=== What to work on ===
Would you restate all the data that follows, word for word?

=== Records to use ===
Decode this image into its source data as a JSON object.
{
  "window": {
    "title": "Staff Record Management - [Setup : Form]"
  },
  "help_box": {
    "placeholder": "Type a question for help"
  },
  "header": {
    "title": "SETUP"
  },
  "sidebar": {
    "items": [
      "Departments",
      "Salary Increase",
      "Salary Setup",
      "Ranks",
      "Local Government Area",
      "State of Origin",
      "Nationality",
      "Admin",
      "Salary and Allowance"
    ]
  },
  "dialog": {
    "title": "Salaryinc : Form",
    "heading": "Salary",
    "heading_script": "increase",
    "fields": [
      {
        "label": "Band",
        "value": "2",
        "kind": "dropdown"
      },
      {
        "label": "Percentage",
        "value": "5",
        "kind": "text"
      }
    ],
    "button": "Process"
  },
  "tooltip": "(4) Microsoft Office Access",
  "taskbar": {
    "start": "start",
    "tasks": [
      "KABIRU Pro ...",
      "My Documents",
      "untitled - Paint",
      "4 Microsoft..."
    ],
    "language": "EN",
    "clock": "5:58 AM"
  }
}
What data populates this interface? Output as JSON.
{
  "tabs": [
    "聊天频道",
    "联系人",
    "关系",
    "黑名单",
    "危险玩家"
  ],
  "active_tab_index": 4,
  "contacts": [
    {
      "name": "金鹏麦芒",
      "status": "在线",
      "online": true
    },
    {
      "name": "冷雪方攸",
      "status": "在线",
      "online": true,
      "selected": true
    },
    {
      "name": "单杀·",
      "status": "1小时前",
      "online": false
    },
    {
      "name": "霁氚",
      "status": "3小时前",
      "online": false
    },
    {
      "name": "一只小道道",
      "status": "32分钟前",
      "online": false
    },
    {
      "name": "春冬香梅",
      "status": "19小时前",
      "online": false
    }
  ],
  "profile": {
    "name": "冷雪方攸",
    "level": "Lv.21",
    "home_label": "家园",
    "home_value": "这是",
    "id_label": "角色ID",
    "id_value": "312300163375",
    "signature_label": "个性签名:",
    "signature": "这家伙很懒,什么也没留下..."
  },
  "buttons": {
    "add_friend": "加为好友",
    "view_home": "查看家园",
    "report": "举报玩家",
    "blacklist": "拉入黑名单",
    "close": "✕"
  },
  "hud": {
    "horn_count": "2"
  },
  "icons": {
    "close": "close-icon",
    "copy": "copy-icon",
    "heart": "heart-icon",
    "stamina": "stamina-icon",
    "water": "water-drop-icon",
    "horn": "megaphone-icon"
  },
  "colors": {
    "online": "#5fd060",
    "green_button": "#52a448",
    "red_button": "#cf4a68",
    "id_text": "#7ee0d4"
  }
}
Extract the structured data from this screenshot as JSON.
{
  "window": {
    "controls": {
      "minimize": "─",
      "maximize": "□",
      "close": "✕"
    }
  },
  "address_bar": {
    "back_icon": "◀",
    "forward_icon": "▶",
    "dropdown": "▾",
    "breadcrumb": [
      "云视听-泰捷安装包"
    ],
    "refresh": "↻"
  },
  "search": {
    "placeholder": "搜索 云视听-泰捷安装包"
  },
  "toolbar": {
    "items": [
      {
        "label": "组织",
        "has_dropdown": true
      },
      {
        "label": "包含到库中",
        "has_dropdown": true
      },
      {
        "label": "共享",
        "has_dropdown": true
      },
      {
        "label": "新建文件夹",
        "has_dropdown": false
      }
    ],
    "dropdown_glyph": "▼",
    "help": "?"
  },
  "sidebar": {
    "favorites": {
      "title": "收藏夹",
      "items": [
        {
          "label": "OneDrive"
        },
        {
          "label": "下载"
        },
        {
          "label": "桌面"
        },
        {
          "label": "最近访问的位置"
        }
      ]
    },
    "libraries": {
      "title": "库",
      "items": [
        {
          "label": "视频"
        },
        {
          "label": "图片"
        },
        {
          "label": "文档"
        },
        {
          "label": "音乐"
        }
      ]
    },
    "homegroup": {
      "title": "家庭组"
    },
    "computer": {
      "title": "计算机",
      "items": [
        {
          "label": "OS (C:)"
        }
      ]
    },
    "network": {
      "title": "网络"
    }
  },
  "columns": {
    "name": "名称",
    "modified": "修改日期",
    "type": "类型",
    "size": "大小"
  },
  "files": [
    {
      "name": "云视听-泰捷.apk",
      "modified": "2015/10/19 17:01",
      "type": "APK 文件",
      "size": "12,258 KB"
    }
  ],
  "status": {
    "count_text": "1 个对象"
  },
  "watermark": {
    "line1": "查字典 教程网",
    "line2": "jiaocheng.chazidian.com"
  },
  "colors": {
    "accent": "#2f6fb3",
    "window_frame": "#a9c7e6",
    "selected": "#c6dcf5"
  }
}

=== Solved problem ===
Decode this image into its source data as a JSON object.
{
  "window": {
    "title": "Staff Record Management - [Setup : Form]"
  },
  "help_box": {
    "placeholder": "Type a question for help"
  },
  "header": {
    "title": "SETUP"
  },
  "sidebar": {
    "items": [
      "Departments",
      "Salary Increase",
      "Salary Setup",
      "Ranks",
      "Local Government Area",
      "State of Origin",
      "Nationality",
      "Admin",
      "Salary and Allowance"
    ]
  },
  "dialog": {
    "title": "Salaryinc : Form",
    "heading": "Salary",
    "heading_script": "increase",
    "fields": [
      {
        "label": "Band",
        "value": "2",
        "kind": "dropdown"
      },
      {
        "label": "Percentage",
        "value": "5",
        "kind": "text"
      }
    ],
    "button": "Process"
  },
  "tooltip": "(4) Microsoft Office Access",
  "taskbar": {
    "start": "start",
    "tasks": [
      "KABIRU Pro ...",
      "My Documents",
      "untitled - Paint",
      "4 Microsoft..."
    ],
    "language": "EN",
    "clock": "5:58 AM"
  }
}
What data populates this interface? Output as JSON.
{
  "tabs": [
    "聊天频道",
    "联系人",
    "关系",
    "黑名单",
    "危险玩家"
  ],
  "active_tab_index": 4,
  "contacts": [
    {
      "name": "金鹏麦芒",
      "status": "在线",
      "online": true
    },
    {
      "name": "冷雪方攸",
      "status": "在线",
      "online": true,
      "selected": true
    },
    {
      "name": "单杀·",
      "status": "1小时前",
      "online": false
    },
    {
      "name": "霁氚",
      "status": "3小时前",
      "online": false
    },
    {
      "name": "一只小道道",
      "status": "32分钟前",
      "online": false
    },
    {
      "name": "春冬香梅",
      "status": "19小时前",
      "online": false
    }
  ],
  "profile": {
    "name": "冷雪方攸",
    "level": "Lv.21",
    "home_label": "家园",
    "home_value": "这是",
    "id_label": "角色ID",
    "id_value": "312300163375",
    "signature_label": "个性签名:",
    "signature": "这家伙很懒,什么也没留下..."
  },
  "buttons": {
    "add_friend": "加为好友",
    "view_home": "查看家园",
    "report": "举报玩家",
    "blacklist": "拉入黑名单",
    "close": "✕"
  },
  "hud": {
    "horn_count": "2"
  },
  "icons": {
    "close": "close-icon",
    "copy": "copy-icon",
    "heart": "heart-icon",
    "stamina": "stamina-icon",
    "water": "water-drop-icon",
    "horn": "megaphone-icon"
  },
  "colors": {
    "online": "#5fd060",
    "green_button": "#52a448",
    "red_button": "#cf4a68",
    "id_text": "#7ee0d4"
  }
}
Extract the structured data from this screenshot as JSON.
{
  "window": {
    "controls": {
      "minimize": "─",
      "maximize": "□",
      "close": "✕"
    }
  },
  "address_bar": {
    "back_icon": "◀",
    "forward_icon": "▶",
    "dropdown": "▾",
    "breadcrumb": [
      "云视听-泰捷安装包"
    ],
    "refresh": "↻"
  },
  "search": {
    "placeholder": "搜索 云视听-泰捷安装包"
  },
  "toolbar": {
    "items": [
      {
        "label": "组织",
        "has_dropdown": true
      },
      {
        "label": "包含到库中",
        "has_dropdown": true
      },
      {
        "label": "共享",
        "has_dropdown": true
      },
      {
        "label": "新建文件夹",
        "has_dropdown": false
      }
    ],
    "dropdown_glyph": "▼",
    "help": "?"
  },
  "sidebar": {
    "favorites": {
      "title": "收藏夹",
      "items": [
        {
          "label": "OneDrive"
        },
        {
          "label": "下载"
        },
        {
          "label": "桌面"
        },
        {
          "label": "最近访问的位置"
        }
      ]
    },
    "libraries": {
      "title": "库",
      "items": [
        {
          "label": "视频"
        },
        {
          "label": "图片"
        },
        {
          "label": "文档"
        },
        {
          "label": "音乐"
        }
      ]
    },
    "homegroup": {
      "title": "家庭组"
    },
    "computer": {
      "title": "计算机",
      "items": [
        {
          "label": "OS (C:)"
        }
      ]
    },
    "network": {
      "title": "网络"
    }
  },
  "columns": {
    "name": "名称",
    "modified": "修改日期",
    "type": "类型",
    "size": "大小"
  },
  "files": [
    {
      "name": "云视听-泰捷.apk",
      "modified": "2015/10/19 17:01",
      "type": "APK 文件",
      "size": "12,258 KB"
    }
  ],
  "status": {
    "count_text": "1 个对象"
  },
  "watermark": {
    "line1": "查字典 教程网",
    "line2": "jiaocheng.chazidian.com"
  },
  "colors": {
    "accent": "#2f6fb3",
    "window_frame": "#a9c7e6",
    "selected": "#c6dcf5"
  }
}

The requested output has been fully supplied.